● Input data
----------

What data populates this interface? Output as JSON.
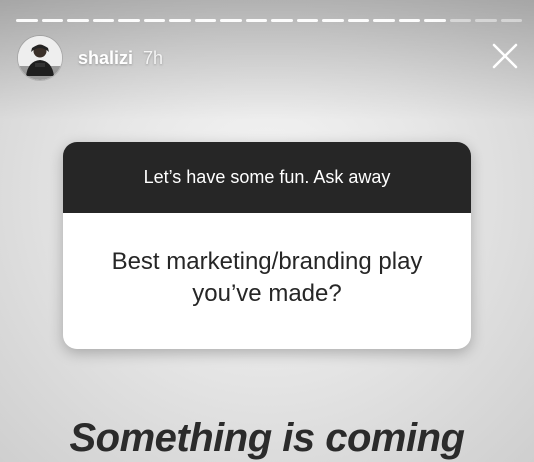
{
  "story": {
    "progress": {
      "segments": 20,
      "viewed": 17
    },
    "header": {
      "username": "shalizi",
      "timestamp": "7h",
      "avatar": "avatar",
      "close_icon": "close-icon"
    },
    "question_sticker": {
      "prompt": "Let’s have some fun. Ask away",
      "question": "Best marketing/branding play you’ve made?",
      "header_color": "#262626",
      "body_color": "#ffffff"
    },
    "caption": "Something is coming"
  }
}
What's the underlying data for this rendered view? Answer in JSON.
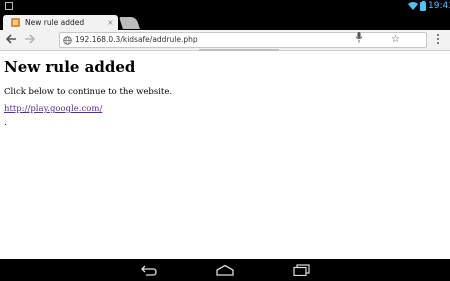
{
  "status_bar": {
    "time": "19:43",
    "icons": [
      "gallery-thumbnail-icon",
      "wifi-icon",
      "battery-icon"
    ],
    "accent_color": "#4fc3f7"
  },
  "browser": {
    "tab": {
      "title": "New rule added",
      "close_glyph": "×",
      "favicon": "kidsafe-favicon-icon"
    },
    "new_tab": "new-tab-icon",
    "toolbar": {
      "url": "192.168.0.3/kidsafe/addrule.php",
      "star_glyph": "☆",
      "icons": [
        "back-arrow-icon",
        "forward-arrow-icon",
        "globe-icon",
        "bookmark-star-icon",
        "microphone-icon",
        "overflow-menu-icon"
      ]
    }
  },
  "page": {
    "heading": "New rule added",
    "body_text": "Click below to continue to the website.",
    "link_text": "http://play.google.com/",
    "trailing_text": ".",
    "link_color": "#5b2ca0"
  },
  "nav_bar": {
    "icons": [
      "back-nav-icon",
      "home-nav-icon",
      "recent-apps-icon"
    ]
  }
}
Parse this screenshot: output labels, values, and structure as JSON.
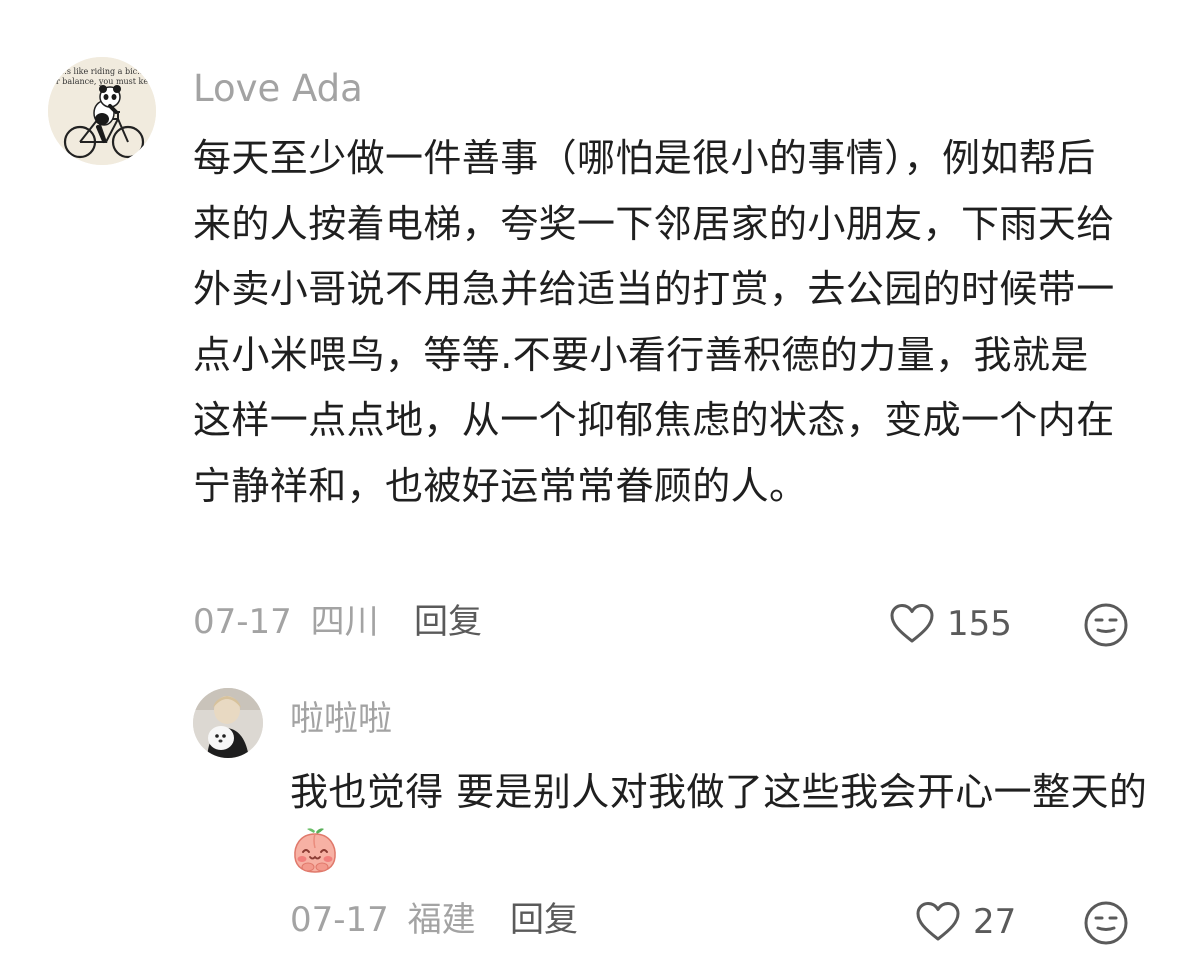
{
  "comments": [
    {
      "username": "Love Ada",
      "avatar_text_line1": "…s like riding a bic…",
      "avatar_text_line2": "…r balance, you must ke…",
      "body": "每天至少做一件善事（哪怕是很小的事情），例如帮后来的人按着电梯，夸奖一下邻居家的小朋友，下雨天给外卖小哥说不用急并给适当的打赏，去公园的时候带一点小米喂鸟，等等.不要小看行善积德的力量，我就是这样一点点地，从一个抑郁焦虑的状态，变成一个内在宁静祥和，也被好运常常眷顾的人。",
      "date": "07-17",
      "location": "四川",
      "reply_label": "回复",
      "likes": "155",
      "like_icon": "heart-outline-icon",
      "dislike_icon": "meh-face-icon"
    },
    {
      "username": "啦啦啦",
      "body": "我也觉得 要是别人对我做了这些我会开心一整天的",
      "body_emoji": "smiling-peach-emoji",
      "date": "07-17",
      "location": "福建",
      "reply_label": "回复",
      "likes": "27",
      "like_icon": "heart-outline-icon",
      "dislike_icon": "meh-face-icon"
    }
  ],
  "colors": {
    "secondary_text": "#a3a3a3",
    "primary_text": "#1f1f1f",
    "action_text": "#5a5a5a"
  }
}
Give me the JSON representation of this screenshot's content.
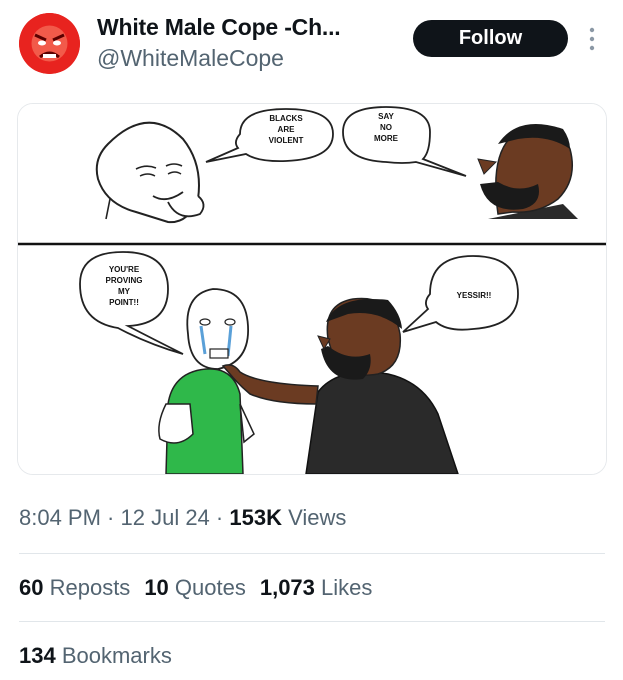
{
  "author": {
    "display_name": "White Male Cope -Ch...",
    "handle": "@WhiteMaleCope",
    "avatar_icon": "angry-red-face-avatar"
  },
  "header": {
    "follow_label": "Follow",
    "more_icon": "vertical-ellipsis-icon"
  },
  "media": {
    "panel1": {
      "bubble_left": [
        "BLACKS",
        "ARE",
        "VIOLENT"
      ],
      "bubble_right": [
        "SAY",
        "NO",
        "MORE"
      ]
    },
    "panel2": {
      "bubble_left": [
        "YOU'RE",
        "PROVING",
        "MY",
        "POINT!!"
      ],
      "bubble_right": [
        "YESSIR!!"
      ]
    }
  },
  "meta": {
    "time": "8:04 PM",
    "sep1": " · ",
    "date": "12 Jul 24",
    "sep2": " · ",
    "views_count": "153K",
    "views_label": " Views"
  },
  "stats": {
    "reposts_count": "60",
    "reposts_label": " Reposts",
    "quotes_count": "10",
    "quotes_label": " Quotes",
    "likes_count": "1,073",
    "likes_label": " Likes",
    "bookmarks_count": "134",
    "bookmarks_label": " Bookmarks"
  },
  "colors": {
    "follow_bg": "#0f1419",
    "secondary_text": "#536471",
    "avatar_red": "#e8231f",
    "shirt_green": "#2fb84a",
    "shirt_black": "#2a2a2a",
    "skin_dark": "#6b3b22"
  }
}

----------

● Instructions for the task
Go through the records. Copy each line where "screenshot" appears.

● Worked solution
Parse this screenshot: output labels, values, and structure as JSON.
Give me the JSON representation of this screenshot's content.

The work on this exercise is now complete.